In January, the Federal Emergency Management Agency (FEMA) overturned a longstanding policy that will now open the door to the government using our taxpayer dollars to pay for rebuilding churches in the aftermath of a natural disaster. This decision will have a far-reaching impact that should concern not just those who work to preserve the separation of church and state, but all Americans who might be impacted by destructive storms and other such tragedies.
FEMA decided that churches can now qualify as community centers that can receive government aid in the wake of a natural disaster. This is problematic on a number of levels.
1. It further intertwines government and religion. Already Jefferson’s wall of separation is under assault, with private school vouchers, proselytizing presentations in public schools, and inappropriate influence on textbooks and curricula. By accepting government aid for church repairs and renovations, churches will be beholden to government for such assistance, undermining their ability to speak out against government abuses. By using taxpayer dollars for churches, many Americans will find their pocketbooks depleted for institutions that wouldn’t even welcome them in.

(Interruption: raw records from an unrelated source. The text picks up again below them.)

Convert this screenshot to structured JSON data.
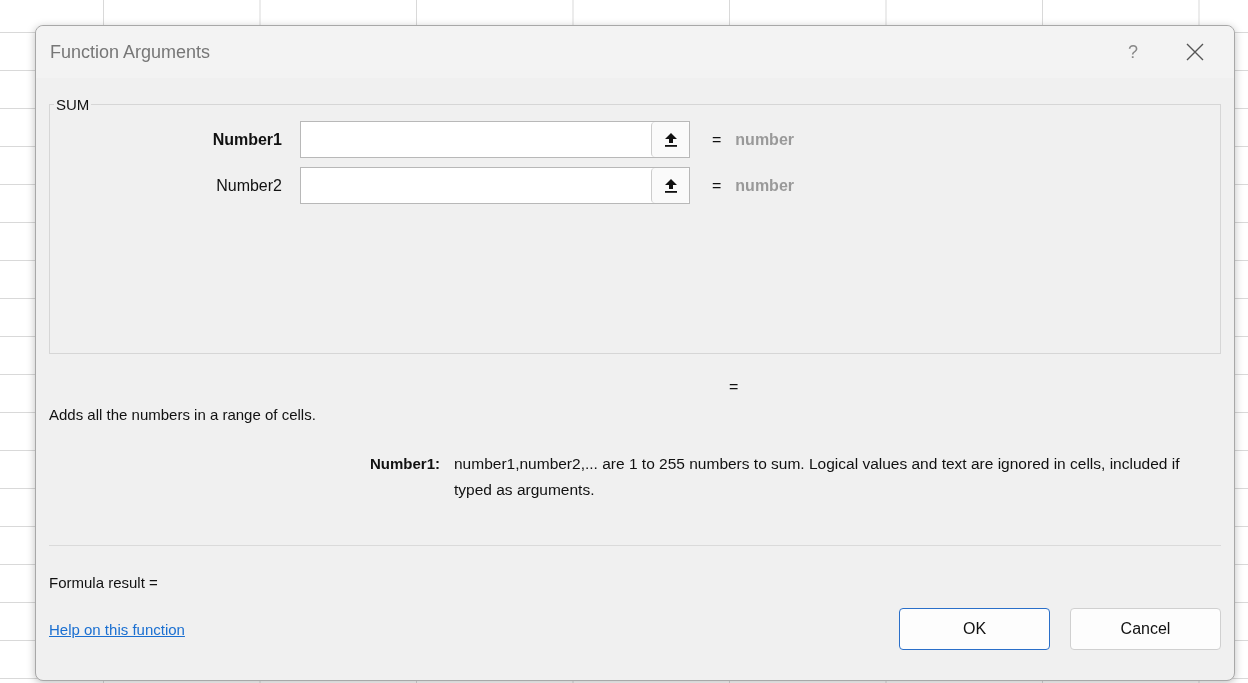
{
  "window": {
    "title": "Function Arguments",
    "help": "?"
  },
  "function_group": {
    "name": "SUM",
    "arguments": [
      {
        "label": "Number1",
        "required": true,
        "equals": "=",
        "result": "number"
      },
      {
        "label": "Number2",
        "required": false,
        "equals": "=",
        "result": "number"
      }
    ]
  },
  "function_result": "=",
  "description": "Adds all the numbers in a range of cells.",
  "argument_help": {
    "label": "Number1:",
    "text": "number1,number2,... are 1 to 255 numbers to sum. Logical values and text are ignored in cells, included if typed as arguments."
  },
  "formula_result": "Formula result =",
  "help_link": "Help on this function",
  "buttons": [
    {
      "label": "OK",
      "default": true
    },
    {
      "label": "Cancel",
      "default": false
    }
  ]
}
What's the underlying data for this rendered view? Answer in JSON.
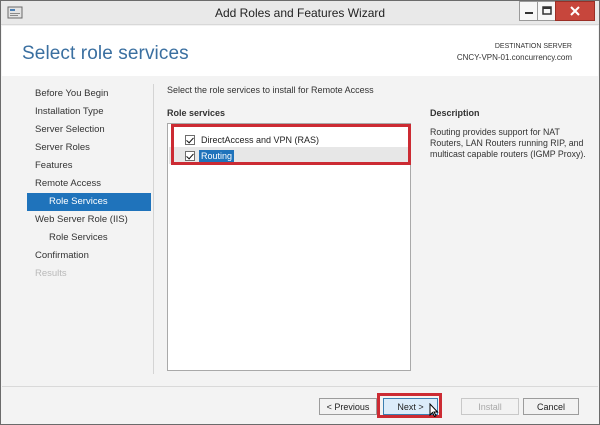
{
  "window": {
    "title": "Add Roles and Features Wizard",
    "controls": [
      "minimize-icon",
      "maximize-icon",
      "close-icon"
    ]
  },
  "header": {
    "page_title": "Select role services",
    "destination_label": "DESTINATION SERVER",
    "destination_value": "CNCY-VPN-01.concurrency.com"
  },
  "nav": {
    "items": [
      {
        "label": "Before You Begin",
        "state": "normal"
      },
      {
        "label": "Installation Type",
        "state": "normal"
      },
      {
        "label": "Server Selection",
        "state": "normal"
      },
      {
        "label": "Server Roles",
        "state": "normal"
      },
      {
        "label": "Features",
        "state": "normal"
      },
      {
        "label": "Remote Access",
        "state": "normal"
      },
      {
        "label": "Role Services",
        "state": "active"
      },
      {
        "label": "Web Server Role (IIS)",
        "state": "normal"
      },
      {
        "label": "Role Services",
        "state": "normal"
      },
      {
        "label": "Confirmation",
        "state": "normal"
      },
      {
        "label": "Results",
        "state": "disabled"
      }
    ]
  },
  "main": {
    "instruction": "Select the role services to install for Remote Access",
    "role_services_header": "Role services",
    "description_header": "Description",
    "role_services": [
      {
        "label": "DirectAccess and VPN (RAS)",
        "checked": true
      },
      {
        "label": "Routing",
        "checked": true,
        "selected": true
      }
    ],
    "description": "Routing provides support for NAT Routers, LAN Routers running RIP, and multicast capable routers (IGMP Proxy)."
  },
  "footer": {
    "previous_label": "< Previous",
    "next_label": "Next >",
    "install_label": "Install",
    "cancel_label": "Cancel"
  },
  "colors": {
    "accent": "#1f73bb",
    "title": "#3a6fa0",
    "highlight": "#cc2b33"
  }
}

2. It will diminish the amount of money FEMA can spend on rebuilding other institutions in the wake of a catastrophic storm. FEMA doesn’t have limitless resources, so spending on a new area means spending less on existing ones. With their grand spaces, historic facades, in addition to stone and hardwood materials, churches may use up a disproportionate amount of relief funding that could be going to individual property owners, as well as schools, community centers, and other government buildings.
3. Special rights for religion inherently discriminate against the nonreligious. Even though a number of secular facilities like political, athletic, recreational, vocational, and secular nonprofit facilities remain closed to disaster relief, FEMA has seen fit to make a special exception for churches. Whereas the other facilities are open to everyone, pay taxes on their income and property, and report their finances annually to the government so that they are open for review, churches can exclude people, pay no taxes, and keep their finances a secret. So when they take government funds for rebuilding we can’t even verify that those funds weren’t redirected to public proselytizing.

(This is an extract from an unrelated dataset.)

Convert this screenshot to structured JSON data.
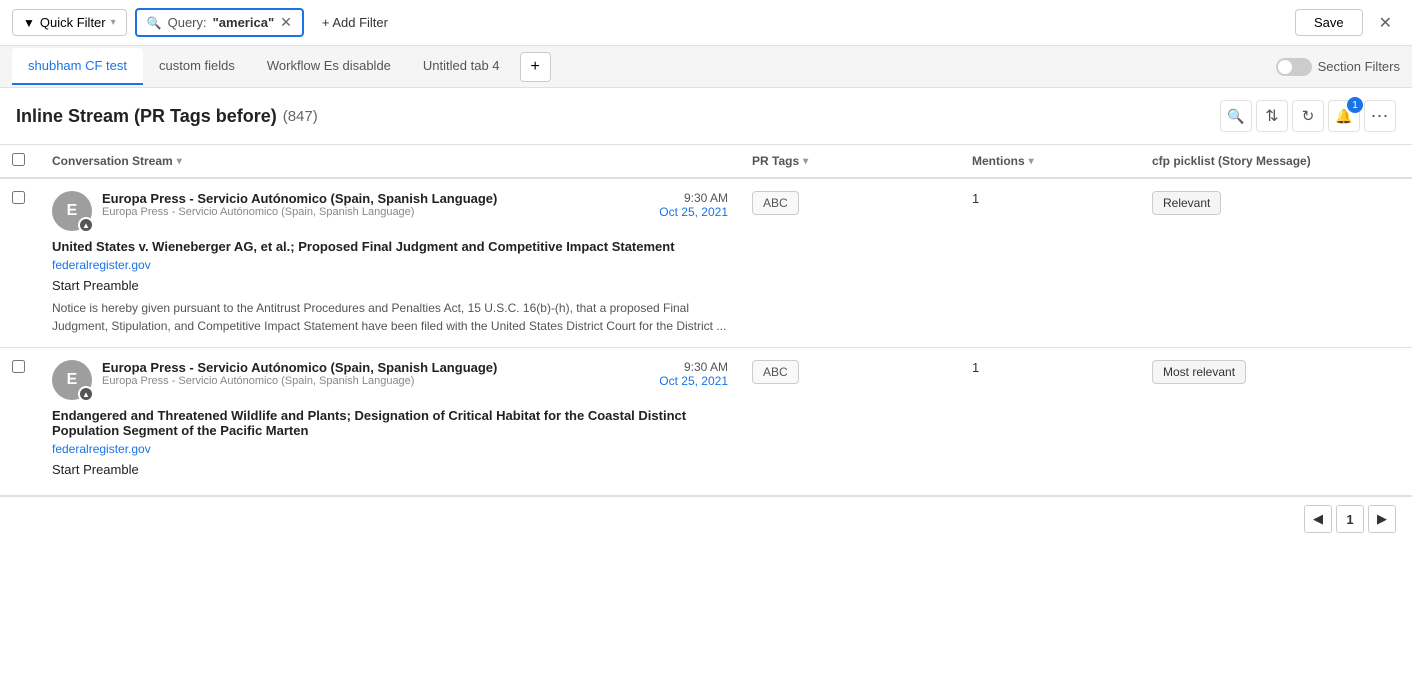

4. Allowing this kind of direct funding of religion is a solution without a problem. Churches whose buildings were damaged when actually sheltering people during a storm were always able to receive government funds to refurbish their structures. What’s new is that churches that did not provide assistance to those suffering from storms will now be able to receive government funds to rebuild structures destroyed by the storm. So, if we’re not giving the money to churches because of their relief efforts, why are we giving it to them?
5. Political grandstanding is driving this change. It’s not happening because there’s a desperate need to fund churches in order to ensure robust relief efforts, but it does make politicians look good to bolster churches, and anything that strikes of merging church and state is a boost to politicians like President Trump and his cronies on the Far Right. The more we allow for government regulations to be decided on political and religious grounds instead of a fact-based analysis of current community needs and compliance with constitutional principles, the more divided our country becomes.
This decision by FEMA harms communities affected by natural disasters by decreasing the amount of money that will go to buildings dedicated to helping all members of that community in favor of supporting sectarian houses of worship that only appeal to certain members of the community. Such a decision is morally problematic, constitutionally questionable, and undermines key American values. It should be reversed as soon as possible.